We all started life in utero, have been born and had a childhood. This experience along with our genetic programming makes us who we are. The events of this crucial period prime our body for adulthood and also shape our anatomy and functional body on many levels.
To understand the journey of childhood allows us as osteopaths to understand how the adult body has developed. It is hugely exciting to be able to use this knowledge to help a baby and child to grow in such a way that their own unique body can function to its full potential and minimise problems in later life.
For example when you know that the occiput is in 4 parts at birth and that the condyles on the occiput each are in two parts you can begin to understand how a long and difficult labour can lead to strains within the occipital condyle joints that lead the baby to be very uncomfortable. If this area does not re-mould successfully the repercussions may be felt even into adulthood. This course allows you to identify with the child’s unique anatomy and teaches the techniques that work to improve the function to allow healthy development. Childhood is at time of mighty dynamic change that we need to understand and harness within our work as osteopaths.

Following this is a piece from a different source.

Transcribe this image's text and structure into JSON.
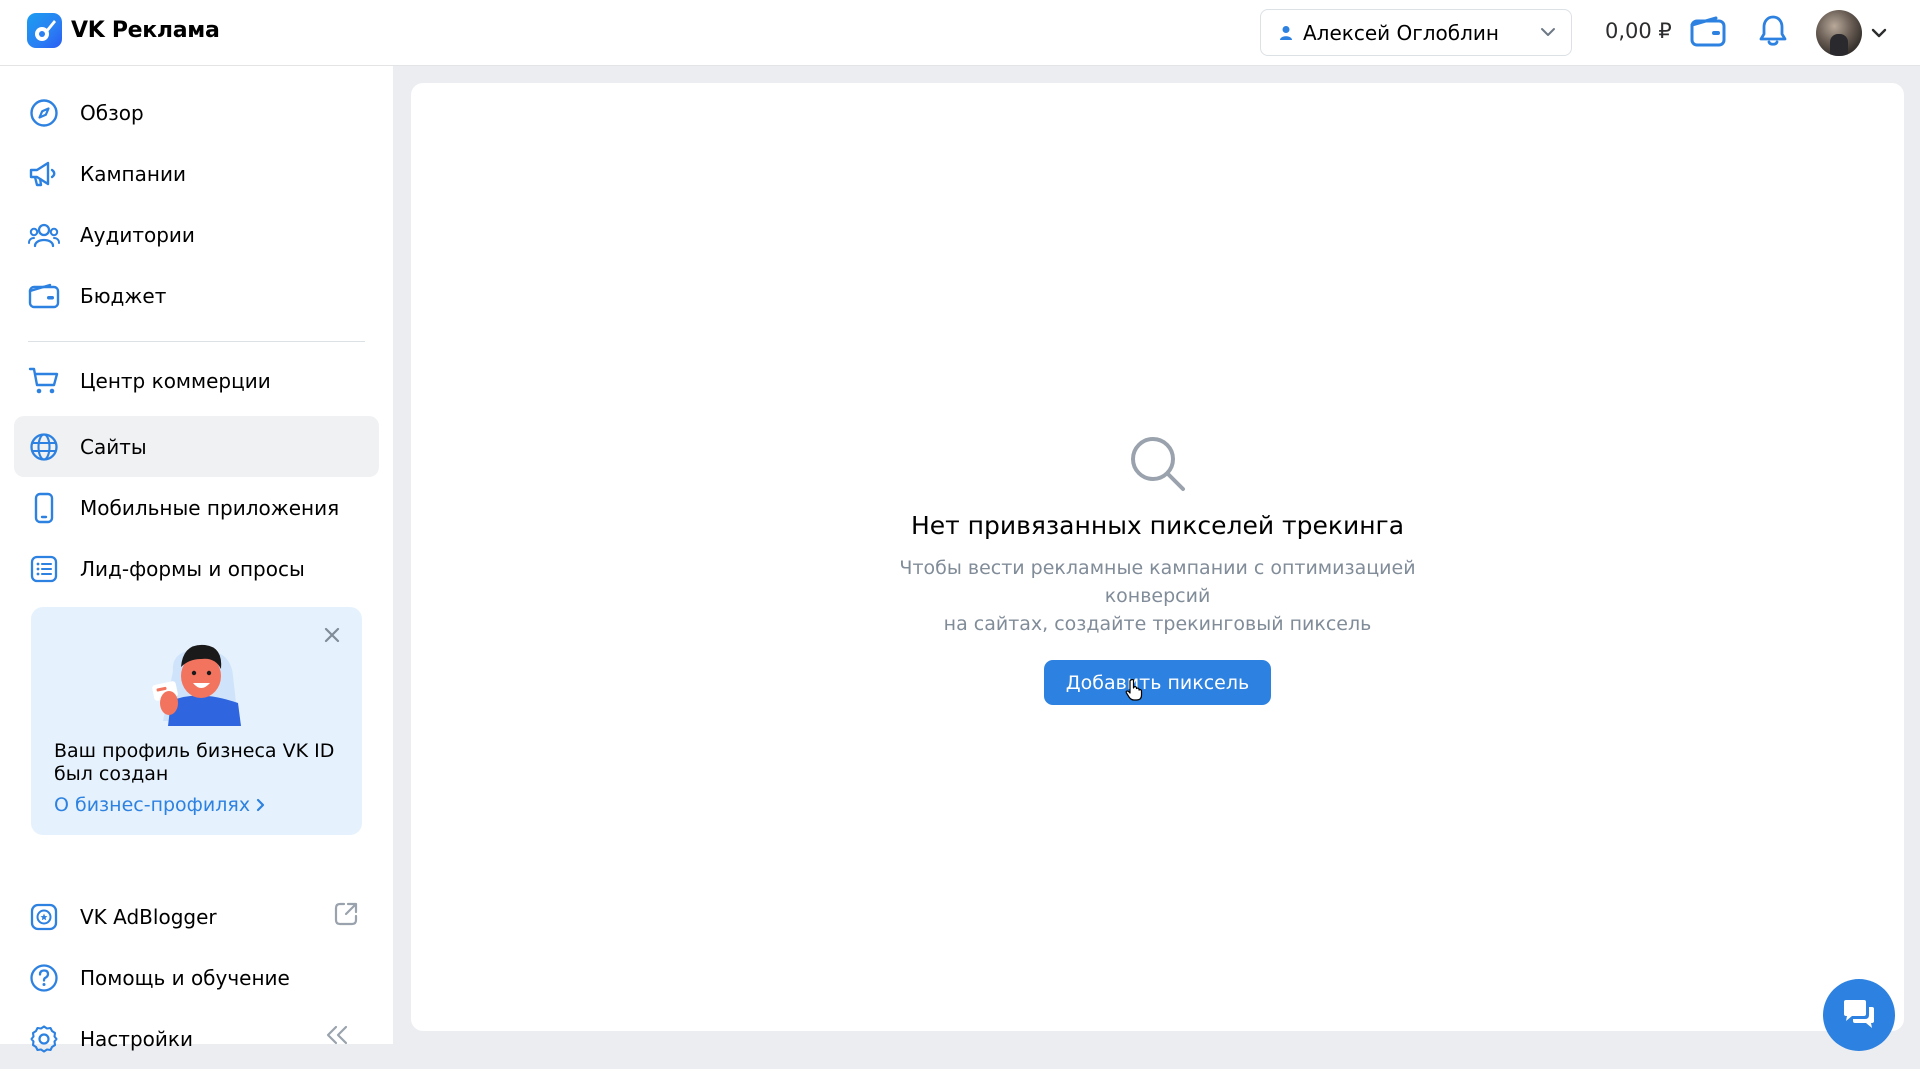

Sutherland said: “as the twig is bent so the tree doth incline“. We need the knowledge to change the twigs so the body grows in a good functional form. You can only do this when you understand the development process and how it can be knocked off course.

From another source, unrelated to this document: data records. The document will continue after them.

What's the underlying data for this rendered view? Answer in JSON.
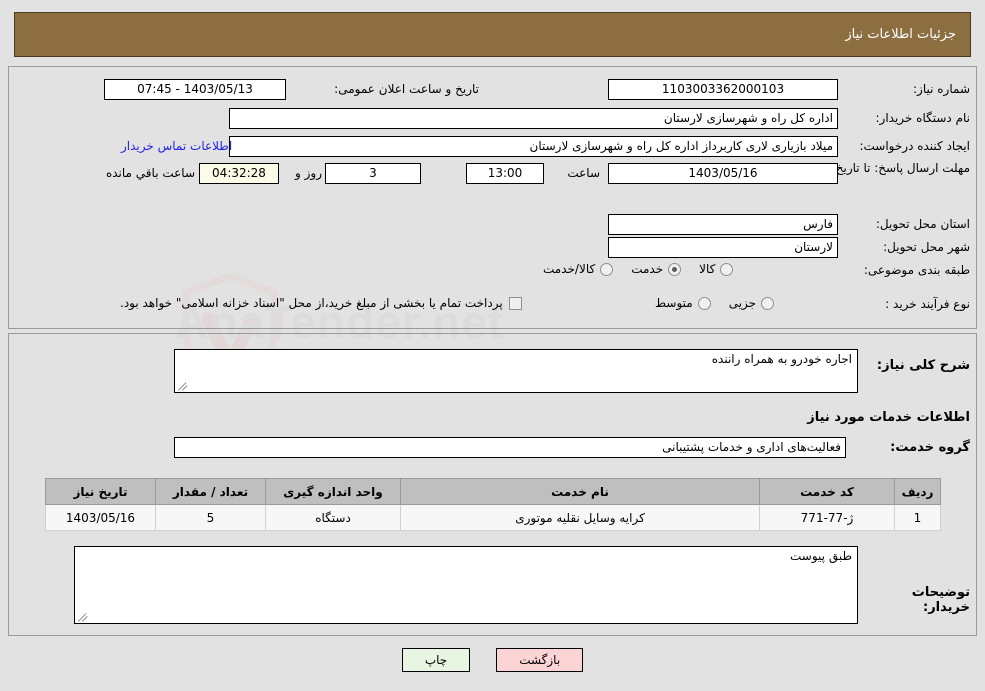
{
  "header": {
    "title": "جزئیات اطلاعات نیاز",
    "bg_color": "#8d6e41"
  },
  "form": {
    "need_number_label": "شماره نیاز:",
    "need_number_value": "1103003362000103",
    "publish_datetime_label": "تاریخ و ساعت اعلان عمومی:",
    "publish_datetime_value": "1403/05/13 - 07:45",
    "buyer_org_label": "نام دستگاه خریدار:",
    "buyer_org_value": "اداره کل راه و شهرسازی لارستان",
    "creator_label": "ایجاد کننده درخواست:",
    "creator_value": "میلاد بازیاری لاری کاربرداز اداره کل راه و شهرسازی لارستان",
    "contact_link": "اطلاعات تماس خریدار",
    "deadline_label": "مهلت ارسال پاسخ: تا تاریخ:",
    "deadline_date": "1403/05/16",
    "hour_label": "ساعت",
    "hour_value": "13:00",
    "days_value": "3",
    "and_label": "روز و",
    "countdown_value": "04:32:28",
    "remaining_label": "ساعت باقي مانده",
    "province_label": "استان محل تحویل:",
    "province_value": "فارس",
    "city_label": "شهر محل تحویل:",
    "city_value": "لارستان",
    "category_label": "طبقه بندی موضوعی:",
    "category_options": [
      {
        "label": "کالا",
        "selected": false
      },
      {
        "label": "خدمت",
        "selected": true
      },
      {
        "label": "کالا/خدمت",
        "selected": false
      }
    ],
    "process_label": "نوع فرآیند خرید :",
    "process_options": [
      {
        "label": "جزیی",
        "selected": false
      },
      {
        "label": "متوسط",
        "selected": false
      }
    ],
    "treasury_checkbox_label": "پرداخت تمام یا بخشی از مبلغ خرید،از محل \"اسناد خزانه اسلامی\" خواهد بود.",
    "treasury_checked": false
  },
  "details": {
    "need_description_label": "شرح کلی نیاز:",
    "need_description_value": "اجاره خودرو به همراه راننده",
    "services_heading": "اطلاعات خدمات مورد نیاز",
    "service_group_label": "گروه خدمت:",
    "service_group_value": "فعالیت‌های اداری و خدمات پشتیبانی",
    "buyer_note_label": "توضیحات خریدار:",
    "buyer_note_value": "طبق پیوست"
  },
  "table": {
    "columns": [
      "ردیف",
      "کد خدمت",
      "نام خدمت",
      "واحد اندازه گیری",
      "تعداد / مقدار",
      "تاریخ نیاز"
    ],
    "rows": [
      {
        "row_no": "1",
        "service_code": "ژ-77-771",
        "service_name": "کرایه وسایل نقلیه موتوری",
        "unit": "دستگاه",
        "quantity": "5",
        "need_date": "1403/05/16"
      }
    ]
  },
  "footer": {
    "print_label": "چاپ",
    "back_label": "بازگشت"
  },
  "watermark": {
    "text": "AnaTender.net"
  }
}
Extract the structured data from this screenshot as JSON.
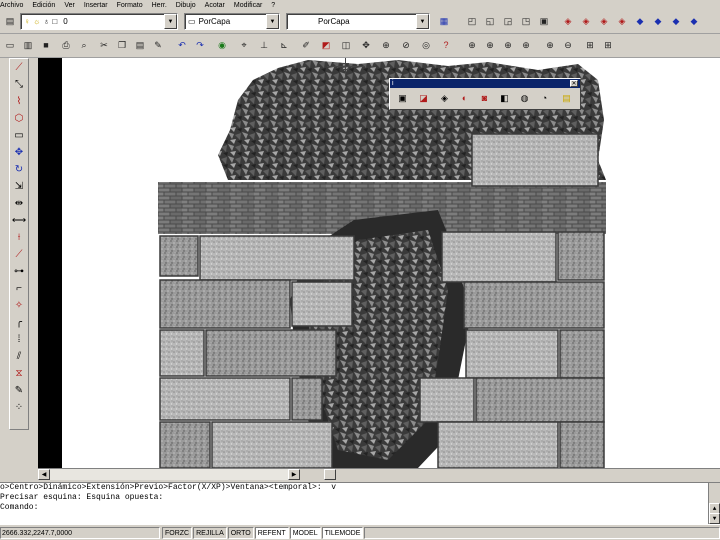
{
  "menubar": {
    "items": [
      "Archivo",
      "Edición",
      "Ver",
      "Insertar",
      "Formato",
      "Herr.",
      "Dibujo",
      "Acotar",
      "Modificar",
      "?"
    ]
  },
  "layer_bar": {
    "layer_name": "0",
    "linetype": "PorCapa",
    "color": "PorCapa"
  },
  "float_toolbar": {
    "title": "i"
  },
  "command": {
    "lines": [
      "o>Centro>Dinámico>Extensión>Previo>Factor(X/XP)>Ventana><temporal>:  v",
      "Precisar esquina: Esquina opuesta:",
      "Comando:"
    ]
  },
  "status": {
    "coordinates": "2666.332,2247.7,0000",
    "buttons": [
      {
        "label": "FORZC",
        "active": false
      },
      {
        "label": "REJILLA",
        "active": false
      },
      {
        "label": "ORTO",
        "active": false
      },
      {
        "label": "REFENT",
        "active": true
      },
      {
        "label": "MODEL",
        "active": true
      },
      {
        "label": "TILEMODE",
        "active": true
      }
    ]
  }
}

Paediatrics is a huge subject but three days gives us the chance to study embryology, the effects of birth on the infant form and the changes and development in the first year of life. It is a spring board for the more detailed study on our Diploma course in paediatrics.
This course is mandatory for anyone wishing to take Paediatric Pathway weekends.

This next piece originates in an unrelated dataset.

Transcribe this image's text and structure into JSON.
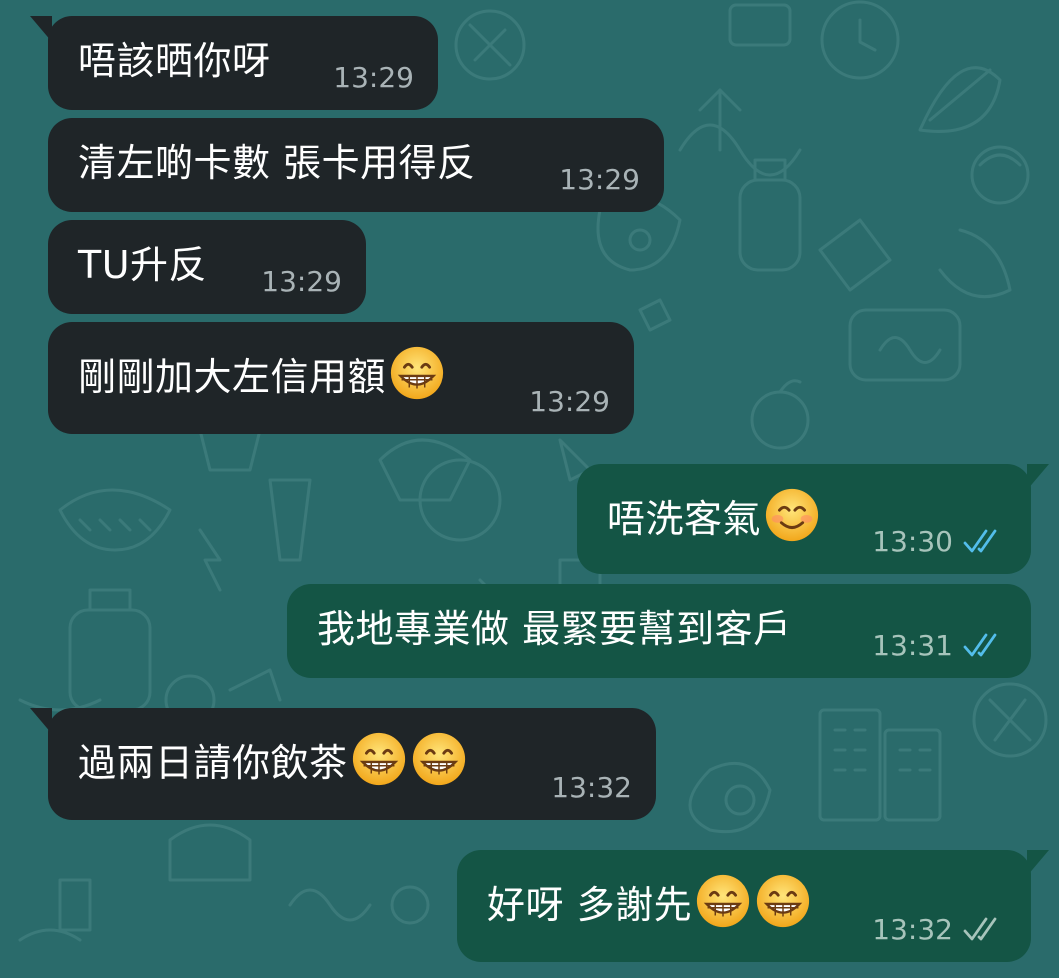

Hawkwood College accommodation
Please be aware that accommodation at Hawkwood will be in shared rooms (single sex). Some single rooms are available on a first-come-first-served basis and will carry a supplement. Requesting a single room is not a guarantee that one will be provided.